Problem details ▸ Whenever a line of the entries below holds the string "name", copy that line and return it.

** Opening Given records block **

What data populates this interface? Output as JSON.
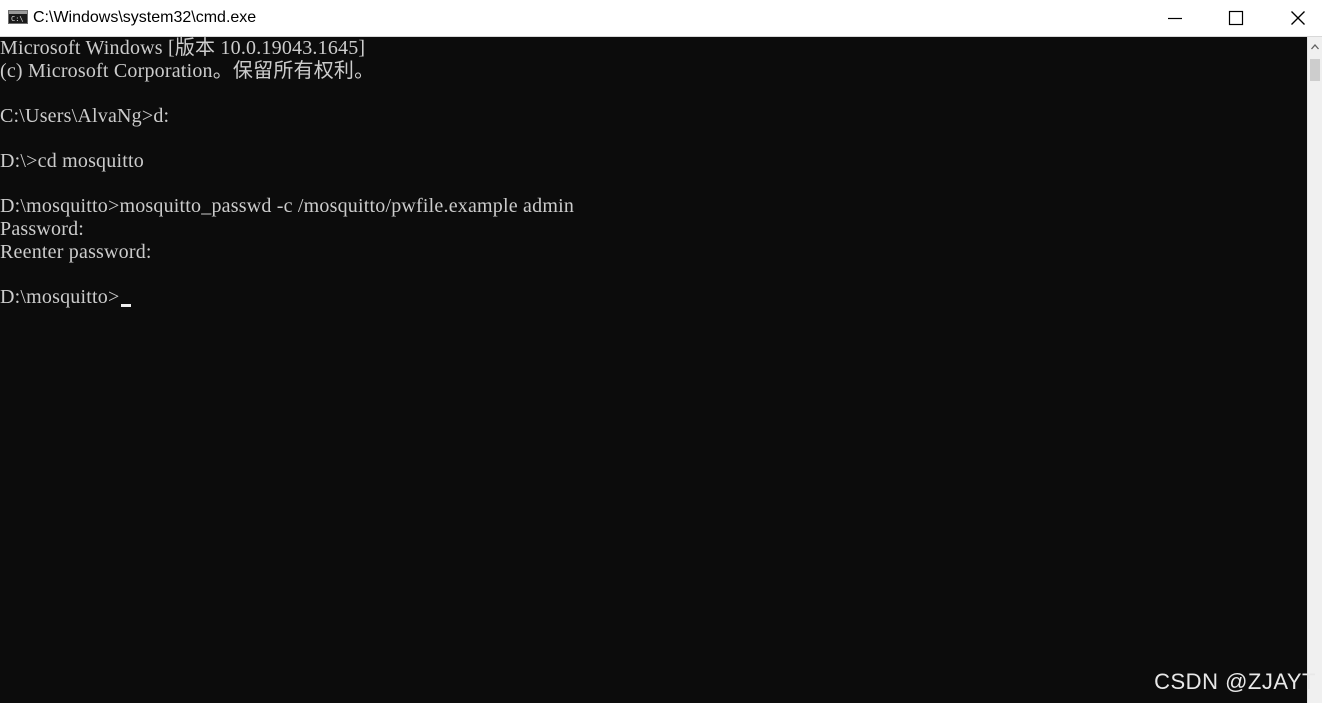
{
  "window": {
    "title": "C:\\Windows\\system32\\cmd.exe",
    "icon": "cmd-icon",
    "icon_glyph": "C:\\",
    "controls": {
      "minimize_icon": "minimize-icon",
      "maximize_icon": "maximize-icon",
      "close_icon": "close-icon"
    }
  },
  "console": {
    "background": "#0c0c0c",
    "foreground": "#cccccc",
    "lines": [
      "Microsoft Windows [版本 10.0.19043.1645]",
      "(c) Microsoft Corporation。保留所有权利。",
      "",
      "C:\\Users\\AlvaNg>d:",
      "",
      "D:\\>cd mosquitto",
      "",
      "D:\\mosquitto>mosquitto_passwd -c /mosquitto/pwfile.example admin",
      "Password:",
      "Reenter password:",
      "",
      "D:\\mosquitto>"
    ]
  },
  "watermark": "CSDN @ZJAYT"
}
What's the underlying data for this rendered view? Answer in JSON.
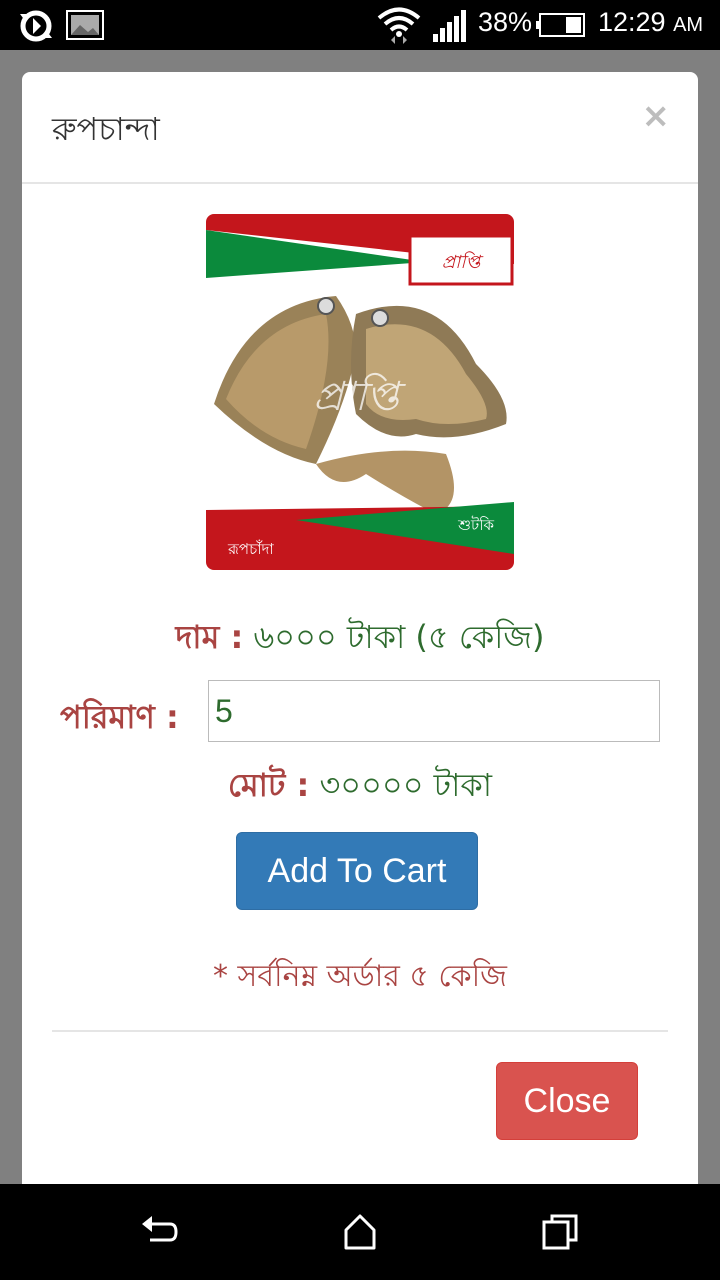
{
  "status_bar": {
    "battery_percent": "38%",
    "time": "12:29",
    "ampm": "AM",
    "icons": [
      "sync-icon",
      "image-icon",
      "wifi-icon",
      "signal-icon",
      "battery-icon"
    ]
  },
  "modal": {
    "title": "রুপচান্দা",
    "close_symbol": "×",
    "image_text": {
      "brand": "প্রাপ্তি",
      "category": "শুটকি",
      "product": "রূপচাঁদা"
    },
    "price": {
      "label": "দাম :",
      "value": "৬০০০ টাকা (৫ কেজি)"
    },
    "quantity": {
      "label": "পরিমাণ :",
      "value": "5"
    },
    "total": {
      "label": "মোট :",
      "value": "৩০০০০ টাকা"
    },
    "add_to_cart_label": "Add To Cart",
    "min_order_note": "* সর্বনিম্ন অর্ডার ৫ কেজি",
    "close_label": "Close"
  },
  "colors": {
    "label_red": "#a94442",
    "value_green": "#2e6b2e",
    "primary_blue": "#337ab7",
    "danger_red": "#d9534f"
  }
}
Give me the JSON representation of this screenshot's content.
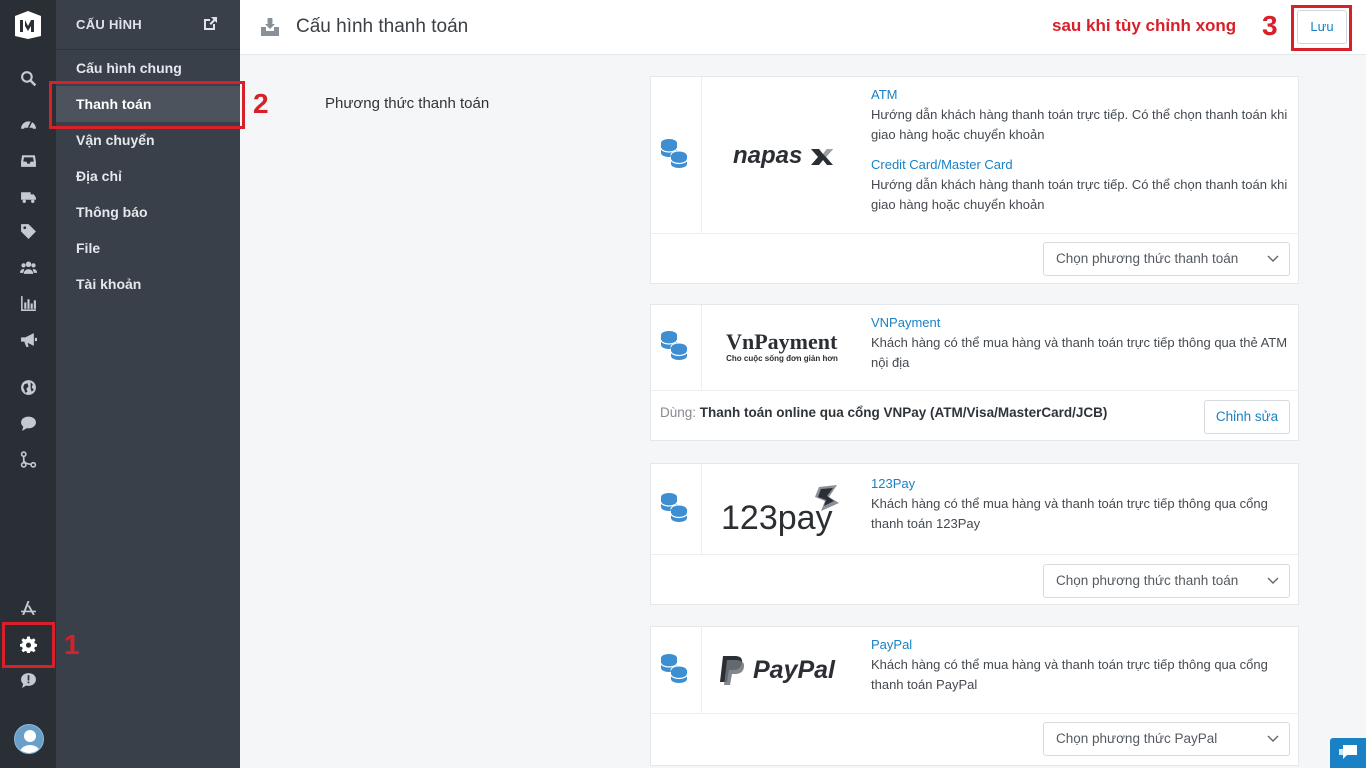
{
  "sidebar": {
    "header": "CẤU HÌNH",
    "items": [
      {
        "label": "Cấu hình chung"
      },
      {
        "label": "Thanh toán"
      },
      {
        "label": "Vận chuyển"
      },
      {
        "label": "Địa chỉ"
      },
      {
        "label": "Thông báo"
      },
      {
        "label": "File"
      },
      {
        "label": "Tài khoản"
      }
    ]
  },
  "header": {
    "title": "Cấu hình thanh toán",
    "save_label": "Lưu"
  },
  "annotations": {
    "n1": "1",
    "n2": "2",
    "n3": "3",
    "note": "sau khi tùy chỉnh xong"
  },
  "section_label": "Phương thức thanh toán",
  "cards": [
    {
      "logo": "napas",
      "methods": [
        {
          "name": "ATM",
          "text": "Hướng dẫn khách hàng thanh toán trực tiếp. Có thể chọn thanh toán khi giao hàng hoặc chuyển khoản"
        },
        {
          "name": "Credit Card/Master Card",
          "text": "Hướng dẫn khách hàng thanh toán trực tiếp. Có thể chọn thanh toán khi giao hàng hoặc chuyển khoản"
        }
      ],
      "select": "Chọn phương thức thanh toán"
    },
    {
      "logo": "VnPayment",
      "logo_sub": "Cho cuộc sống đơn giản hơn",
      "methods": [
        {
          "name": "VNPayment",
          "text": "Khách hàng có thể mua hàng và thanh toán trực tiếp thông qua thẻ ATM nội địa"
        }
      ],
      "used_prefix": "Dùng:",
      "used_value": "Thanh toán online qua cổng VNPay (ATM/Visa/MasterCard/JCB)",
      "edit_label": "Chỉnh sửa"
    },
    {
      "logo": "123pay",
      "methods": [
        {
          "name": "123Pay",
          "text": "Khách hàng có thể mua hàng và thanh toán trực tiếp thông qua cổng thanh toán 123Pay"
        }
      ],
      "select": "Chọn phương thức thanh toán"
    },
    {
      "logo": "PayPal",
      "methods": [
        {
          "name": "PayPal",
          "text": "Khách hàng có thể mua hàng và thanh toán trực tiếp thông qua cổng thanh toán PayPal"
        }
      ],
      "select": "Chọn phương thức PayPal"
    }
  ],
  "colors": {
    "rail": "#2a2f36",
    "sidebar": "#3a4049",
    "accent": "#1a82c4",
    "annotation": "#d7202a"
  },
  "icons": [
    "logo-icon",
    "search-icon",
    "dashboard-icon",
    "inbox-icon",
    "truck-icon",
    "tag-icon",
    "users-icon",
    "chart-icon",
    "megaphone-icon",
    "globe-icon",
    "chat-icon",
    "flow-icon",
    "app-store-icon",
    "gear-icon",
    "alert-icon",
    "avatar-icon",
    "external-link-icon",
    "database-icon",
    "chevron-down-icon"
  ]
}
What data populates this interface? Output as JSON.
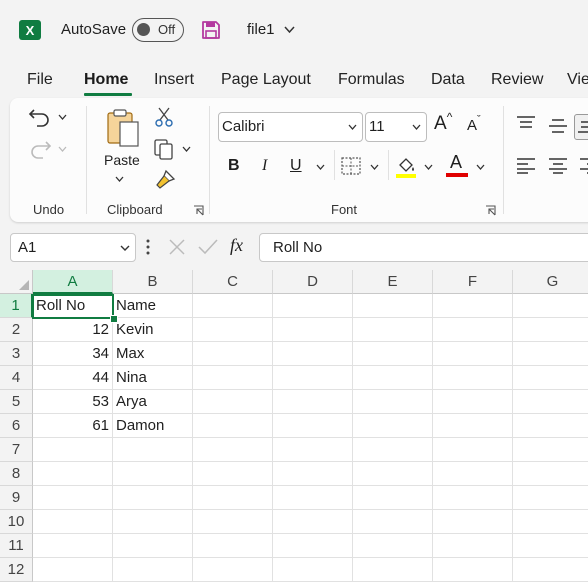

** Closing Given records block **

Exercise solution ▸
          "name": "ATM",
          "name": "Credit Card/Master Card",
          "name": "VNPayment",
          "name": "123Pay",
          "name": "PayPal",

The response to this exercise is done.